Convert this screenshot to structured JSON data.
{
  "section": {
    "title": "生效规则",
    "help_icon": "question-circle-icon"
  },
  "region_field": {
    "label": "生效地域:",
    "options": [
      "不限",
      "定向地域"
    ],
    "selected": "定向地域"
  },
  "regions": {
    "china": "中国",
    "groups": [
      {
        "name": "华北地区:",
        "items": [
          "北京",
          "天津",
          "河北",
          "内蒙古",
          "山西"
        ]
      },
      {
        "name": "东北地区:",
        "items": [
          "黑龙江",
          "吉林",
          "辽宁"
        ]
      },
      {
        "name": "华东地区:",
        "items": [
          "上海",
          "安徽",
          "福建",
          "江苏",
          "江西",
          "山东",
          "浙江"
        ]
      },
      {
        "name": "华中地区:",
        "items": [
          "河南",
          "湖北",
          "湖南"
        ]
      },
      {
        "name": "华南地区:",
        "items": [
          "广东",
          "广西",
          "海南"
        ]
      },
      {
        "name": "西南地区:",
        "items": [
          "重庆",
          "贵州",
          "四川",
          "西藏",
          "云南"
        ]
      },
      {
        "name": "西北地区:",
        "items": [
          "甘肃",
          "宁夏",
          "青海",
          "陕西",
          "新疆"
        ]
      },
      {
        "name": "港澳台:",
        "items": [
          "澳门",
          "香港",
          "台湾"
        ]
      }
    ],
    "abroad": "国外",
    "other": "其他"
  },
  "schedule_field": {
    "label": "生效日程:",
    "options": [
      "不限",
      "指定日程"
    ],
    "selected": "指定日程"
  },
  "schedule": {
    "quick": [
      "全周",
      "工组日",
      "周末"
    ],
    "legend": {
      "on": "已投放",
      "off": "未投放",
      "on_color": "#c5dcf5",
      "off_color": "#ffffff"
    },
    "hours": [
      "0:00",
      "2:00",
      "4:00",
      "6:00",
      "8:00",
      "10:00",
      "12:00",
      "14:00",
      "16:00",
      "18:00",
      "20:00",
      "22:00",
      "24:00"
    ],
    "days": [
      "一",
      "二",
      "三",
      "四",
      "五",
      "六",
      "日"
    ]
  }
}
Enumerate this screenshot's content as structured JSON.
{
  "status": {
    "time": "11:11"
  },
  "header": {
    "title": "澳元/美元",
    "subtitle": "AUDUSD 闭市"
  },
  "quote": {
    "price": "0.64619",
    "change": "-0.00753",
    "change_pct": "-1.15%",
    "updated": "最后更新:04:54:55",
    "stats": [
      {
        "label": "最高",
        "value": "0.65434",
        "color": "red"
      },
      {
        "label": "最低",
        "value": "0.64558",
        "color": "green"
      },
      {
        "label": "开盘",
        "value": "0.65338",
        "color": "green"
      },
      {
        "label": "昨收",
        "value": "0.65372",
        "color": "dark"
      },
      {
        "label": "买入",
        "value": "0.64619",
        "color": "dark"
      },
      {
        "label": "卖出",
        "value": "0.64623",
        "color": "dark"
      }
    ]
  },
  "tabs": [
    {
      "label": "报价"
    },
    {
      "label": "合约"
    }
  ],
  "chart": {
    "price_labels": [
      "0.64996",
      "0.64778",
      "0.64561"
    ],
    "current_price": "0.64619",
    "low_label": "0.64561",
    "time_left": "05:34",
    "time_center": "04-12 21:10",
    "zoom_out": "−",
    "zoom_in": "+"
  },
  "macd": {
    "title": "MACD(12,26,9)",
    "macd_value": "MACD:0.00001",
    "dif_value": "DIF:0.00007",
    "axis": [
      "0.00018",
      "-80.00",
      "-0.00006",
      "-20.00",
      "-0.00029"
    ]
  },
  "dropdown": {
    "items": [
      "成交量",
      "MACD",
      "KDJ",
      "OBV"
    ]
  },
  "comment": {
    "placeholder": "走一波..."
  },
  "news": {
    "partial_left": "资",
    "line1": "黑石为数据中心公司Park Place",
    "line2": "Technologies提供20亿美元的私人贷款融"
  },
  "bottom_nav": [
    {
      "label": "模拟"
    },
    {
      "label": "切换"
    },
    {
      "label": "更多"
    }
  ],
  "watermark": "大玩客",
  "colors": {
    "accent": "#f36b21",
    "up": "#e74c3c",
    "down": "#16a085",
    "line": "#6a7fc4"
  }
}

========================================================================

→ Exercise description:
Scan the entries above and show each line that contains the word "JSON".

→ Response:
Convert this screenshot to structured JSON data.
Enumerate this screenshot's content as structured JSON.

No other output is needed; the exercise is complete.